### [Exercise data]
╭──

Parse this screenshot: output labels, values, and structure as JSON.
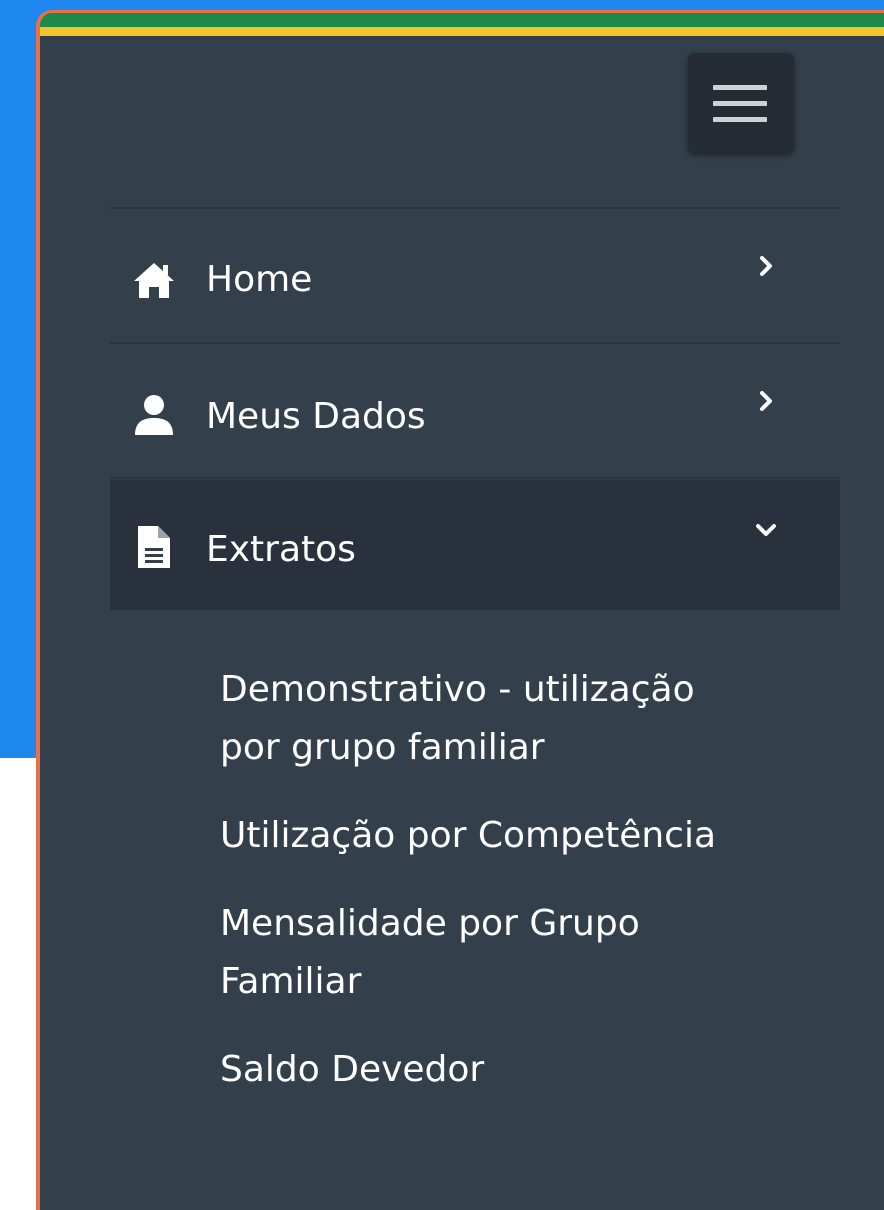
{
  "colors": {
    "background_accent": "#1e88f0",
    "panel": "#333f4a",
    "active_item": "#29323c",
    "stripe_green": "#1d8a4a",
    "stripe_yellow": "#f2c62a",
    "panel_border": "#e8714a"
  },
  "menu": {
    "items": [
      {
        "label": "Home",
        "icon": "home-icon",
        "state": "collapsed"
      },
      {
        "label": "Meus Dados",
        "icon": "user-icon",
        "state": "collapsed"
      },
      {
        "label": "Extratos",
        "icon": "document-icon",
        "state": "expanded"
      }
    ],
    "subitems": [
      {
        "line1": "Demonstrativo - utilização",
        "line2": "por grupo familiar"
      },
      {
        "line1": "Utilização por Competência",
        "line2": ""
      },
      {
        "line1": "Mensalidade por Grupo",
        "line2": "Familiar"
      },
      {
        "line1": "Saldo Devedor",
        "line2": ""
      }
    ]
  },
  "toggle_icon": "hamburger-menu-icon"
}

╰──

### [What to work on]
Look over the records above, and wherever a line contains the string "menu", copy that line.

### [Your solution]
  "menu": {
  "toggle_icon": "hamburger-menu-icon"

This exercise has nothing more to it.